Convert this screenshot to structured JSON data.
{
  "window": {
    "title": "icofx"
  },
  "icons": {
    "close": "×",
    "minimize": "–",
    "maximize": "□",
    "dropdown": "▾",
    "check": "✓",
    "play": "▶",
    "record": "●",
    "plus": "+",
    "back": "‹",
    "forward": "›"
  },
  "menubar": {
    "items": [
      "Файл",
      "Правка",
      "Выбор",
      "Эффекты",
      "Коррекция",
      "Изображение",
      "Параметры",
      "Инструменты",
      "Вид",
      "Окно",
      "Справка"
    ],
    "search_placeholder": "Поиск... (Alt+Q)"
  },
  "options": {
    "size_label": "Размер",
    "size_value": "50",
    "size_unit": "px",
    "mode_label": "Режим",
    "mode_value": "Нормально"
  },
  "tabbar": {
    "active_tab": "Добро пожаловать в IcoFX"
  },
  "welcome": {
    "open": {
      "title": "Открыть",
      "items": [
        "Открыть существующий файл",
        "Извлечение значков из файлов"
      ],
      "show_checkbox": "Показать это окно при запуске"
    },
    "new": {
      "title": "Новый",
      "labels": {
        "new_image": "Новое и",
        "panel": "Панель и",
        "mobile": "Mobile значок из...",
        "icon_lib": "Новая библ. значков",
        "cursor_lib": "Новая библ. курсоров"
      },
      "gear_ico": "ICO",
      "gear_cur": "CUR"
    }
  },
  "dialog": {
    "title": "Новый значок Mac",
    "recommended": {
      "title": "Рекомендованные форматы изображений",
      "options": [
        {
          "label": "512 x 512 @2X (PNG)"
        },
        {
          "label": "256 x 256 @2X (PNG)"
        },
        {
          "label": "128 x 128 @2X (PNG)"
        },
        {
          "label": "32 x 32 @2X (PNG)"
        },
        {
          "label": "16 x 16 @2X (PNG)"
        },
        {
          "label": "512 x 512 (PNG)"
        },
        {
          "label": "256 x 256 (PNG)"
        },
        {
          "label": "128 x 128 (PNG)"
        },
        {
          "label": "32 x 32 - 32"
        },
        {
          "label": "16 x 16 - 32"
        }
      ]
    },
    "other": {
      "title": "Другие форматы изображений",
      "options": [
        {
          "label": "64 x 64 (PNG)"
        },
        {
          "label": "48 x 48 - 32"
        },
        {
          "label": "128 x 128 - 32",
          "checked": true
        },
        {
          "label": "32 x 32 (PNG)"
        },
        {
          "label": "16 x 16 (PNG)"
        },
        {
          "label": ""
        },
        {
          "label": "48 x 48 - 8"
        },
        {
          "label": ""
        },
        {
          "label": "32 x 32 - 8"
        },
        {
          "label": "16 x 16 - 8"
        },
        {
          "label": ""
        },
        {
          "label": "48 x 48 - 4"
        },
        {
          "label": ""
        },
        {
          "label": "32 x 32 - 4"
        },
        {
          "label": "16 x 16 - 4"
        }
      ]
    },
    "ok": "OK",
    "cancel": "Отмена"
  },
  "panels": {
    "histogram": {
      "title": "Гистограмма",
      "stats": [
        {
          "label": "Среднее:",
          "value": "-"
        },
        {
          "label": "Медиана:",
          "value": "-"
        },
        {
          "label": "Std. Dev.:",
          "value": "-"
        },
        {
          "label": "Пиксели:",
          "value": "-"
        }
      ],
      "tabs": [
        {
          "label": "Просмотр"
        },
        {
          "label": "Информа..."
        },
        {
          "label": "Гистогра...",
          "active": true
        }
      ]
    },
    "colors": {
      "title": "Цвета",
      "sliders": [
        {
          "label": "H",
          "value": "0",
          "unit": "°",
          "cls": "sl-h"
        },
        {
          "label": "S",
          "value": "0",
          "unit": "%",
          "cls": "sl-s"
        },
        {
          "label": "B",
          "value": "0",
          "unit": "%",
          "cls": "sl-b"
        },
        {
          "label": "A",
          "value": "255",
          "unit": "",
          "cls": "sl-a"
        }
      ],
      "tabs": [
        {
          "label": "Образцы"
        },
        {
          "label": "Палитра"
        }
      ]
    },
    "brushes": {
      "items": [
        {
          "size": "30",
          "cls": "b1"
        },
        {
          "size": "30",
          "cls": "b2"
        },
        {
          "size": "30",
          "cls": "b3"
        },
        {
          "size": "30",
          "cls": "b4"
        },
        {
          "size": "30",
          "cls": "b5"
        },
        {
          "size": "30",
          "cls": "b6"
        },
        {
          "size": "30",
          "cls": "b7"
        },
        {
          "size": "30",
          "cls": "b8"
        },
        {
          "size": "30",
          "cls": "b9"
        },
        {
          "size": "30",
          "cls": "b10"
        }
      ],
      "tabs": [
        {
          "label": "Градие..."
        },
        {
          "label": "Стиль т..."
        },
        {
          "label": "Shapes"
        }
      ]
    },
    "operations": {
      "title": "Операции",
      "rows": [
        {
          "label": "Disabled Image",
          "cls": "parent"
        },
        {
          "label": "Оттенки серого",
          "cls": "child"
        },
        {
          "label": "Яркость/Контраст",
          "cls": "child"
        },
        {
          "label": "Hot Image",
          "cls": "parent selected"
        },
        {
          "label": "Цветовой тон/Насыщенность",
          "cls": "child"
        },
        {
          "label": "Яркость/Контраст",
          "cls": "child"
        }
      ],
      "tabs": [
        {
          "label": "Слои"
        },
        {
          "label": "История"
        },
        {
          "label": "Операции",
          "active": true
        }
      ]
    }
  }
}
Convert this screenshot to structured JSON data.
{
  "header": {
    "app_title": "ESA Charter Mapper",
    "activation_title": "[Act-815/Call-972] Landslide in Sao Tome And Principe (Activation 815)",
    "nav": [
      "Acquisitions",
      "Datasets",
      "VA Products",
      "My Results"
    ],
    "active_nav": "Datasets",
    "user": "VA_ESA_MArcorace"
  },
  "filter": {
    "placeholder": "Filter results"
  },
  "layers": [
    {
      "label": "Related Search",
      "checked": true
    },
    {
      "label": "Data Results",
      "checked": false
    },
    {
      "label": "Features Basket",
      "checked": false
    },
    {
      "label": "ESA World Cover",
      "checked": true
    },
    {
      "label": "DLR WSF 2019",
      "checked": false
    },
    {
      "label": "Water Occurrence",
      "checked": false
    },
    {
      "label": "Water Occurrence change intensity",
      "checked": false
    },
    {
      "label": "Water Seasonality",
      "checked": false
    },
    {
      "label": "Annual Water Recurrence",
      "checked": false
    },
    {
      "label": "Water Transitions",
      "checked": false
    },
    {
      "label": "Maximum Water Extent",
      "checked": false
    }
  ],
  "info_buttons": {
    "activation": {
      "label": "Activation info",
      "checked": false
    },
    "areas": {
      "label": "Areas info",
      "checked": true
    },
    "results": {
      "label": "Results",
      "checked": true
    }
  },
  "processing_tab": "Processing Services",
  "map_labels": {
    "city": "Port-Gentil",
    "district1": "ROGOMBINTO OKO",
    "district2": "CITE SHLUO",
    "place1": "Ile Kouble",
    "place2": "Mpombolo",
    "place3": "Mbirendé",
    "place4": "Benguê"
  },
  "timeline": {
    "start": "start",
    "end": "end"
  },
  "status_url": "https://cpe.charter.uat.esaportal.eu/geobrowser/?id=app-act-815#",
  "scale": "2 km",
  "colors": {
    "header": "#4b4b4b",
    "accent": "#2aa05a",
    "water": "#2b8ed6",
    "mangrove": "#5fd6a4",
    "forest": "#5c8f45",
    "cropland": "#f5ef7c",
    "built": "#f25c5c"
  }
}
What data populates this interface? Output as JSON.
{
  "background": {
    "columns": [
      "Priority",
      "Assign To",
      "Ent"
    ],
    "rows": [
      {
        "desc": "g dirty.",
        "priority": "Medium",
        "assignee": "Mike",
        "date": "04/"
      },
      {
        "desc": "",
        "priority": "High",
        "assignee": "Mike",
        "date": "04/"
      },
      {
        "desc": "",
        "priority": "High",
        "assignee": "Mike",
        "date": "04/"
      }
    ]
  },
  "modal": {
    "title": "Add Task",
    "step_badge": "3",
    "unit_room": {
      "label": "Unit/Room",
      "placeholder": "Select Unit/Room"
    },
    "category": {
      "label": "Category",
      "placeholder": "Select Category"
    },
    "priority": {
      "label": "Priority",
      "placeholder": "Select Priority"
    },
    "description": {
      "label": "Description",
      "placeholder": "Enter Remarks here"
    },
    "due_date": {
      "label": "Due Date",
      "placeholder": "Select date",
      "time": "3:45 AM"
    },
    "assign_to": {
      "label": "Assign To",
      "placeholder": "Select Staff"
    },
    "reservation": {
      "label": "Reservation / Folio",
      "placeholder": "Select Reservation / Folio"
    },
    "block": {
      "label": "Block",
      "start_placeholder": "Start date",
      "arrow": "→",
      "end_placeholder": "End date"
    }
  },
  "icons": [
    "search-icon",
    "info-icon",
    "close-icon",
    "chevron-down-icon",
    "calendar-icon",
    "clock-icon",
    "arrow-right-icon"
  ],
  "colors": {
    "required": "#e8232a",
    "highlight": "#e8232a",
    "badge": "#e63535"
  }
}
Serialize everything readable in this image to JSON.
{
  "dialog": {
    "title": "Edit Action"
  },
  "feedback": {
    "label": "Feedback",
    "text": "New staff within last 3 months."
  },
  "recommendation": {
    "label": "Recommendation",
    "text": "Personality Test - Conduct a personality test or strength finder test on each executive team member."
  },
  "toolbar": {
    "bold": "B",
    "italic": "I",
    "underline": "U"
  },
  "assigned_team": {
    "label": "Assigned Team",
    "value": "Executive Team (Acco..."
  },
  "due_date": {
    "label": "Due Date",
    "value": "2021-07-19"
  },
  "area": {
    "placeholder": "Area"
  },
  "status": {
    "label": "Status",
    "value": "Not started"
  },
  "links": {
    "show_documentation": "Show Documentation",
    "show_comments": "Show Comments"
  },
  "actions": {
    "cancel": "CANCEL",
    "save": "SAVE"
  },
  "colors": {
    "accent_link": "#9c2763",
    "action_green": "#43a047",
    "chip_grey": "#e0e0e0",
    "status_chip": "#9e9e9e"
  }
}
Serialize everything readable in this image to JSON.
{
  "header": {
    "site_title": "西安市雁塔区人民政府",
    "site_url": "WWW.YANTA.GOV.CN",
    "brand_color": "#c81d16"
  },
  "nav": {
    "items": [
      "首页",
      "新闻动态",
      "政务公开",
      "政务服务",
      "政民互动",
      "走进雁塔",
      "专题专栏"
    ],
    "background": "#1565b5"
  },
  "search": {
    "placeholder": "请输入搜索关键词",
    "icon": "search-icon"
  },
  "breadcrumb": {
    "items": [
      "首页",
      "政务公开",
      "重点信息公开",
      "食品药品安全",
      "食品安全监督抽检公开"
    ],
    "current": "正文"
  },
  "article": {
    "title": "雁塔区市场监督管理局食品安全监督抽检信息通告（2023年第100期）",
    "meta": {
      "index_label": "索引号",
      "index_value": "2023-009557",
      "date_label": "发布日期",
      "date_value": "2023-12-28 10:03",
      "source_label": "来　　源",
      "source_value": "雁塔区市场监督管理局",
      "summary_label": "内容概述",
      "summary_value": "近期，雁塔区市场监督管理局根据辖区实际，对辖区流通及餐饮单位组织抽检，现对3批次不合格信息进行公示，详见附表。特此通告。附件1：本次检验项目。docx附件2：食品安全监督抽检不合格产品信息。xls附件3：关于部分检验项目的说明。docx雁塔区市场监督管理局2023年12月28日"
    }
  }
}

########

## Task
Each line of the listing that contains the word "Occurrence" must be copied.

## Solution to this task
      "label": "Water Occurrence",
      "label": "Water Occurrence change intensity",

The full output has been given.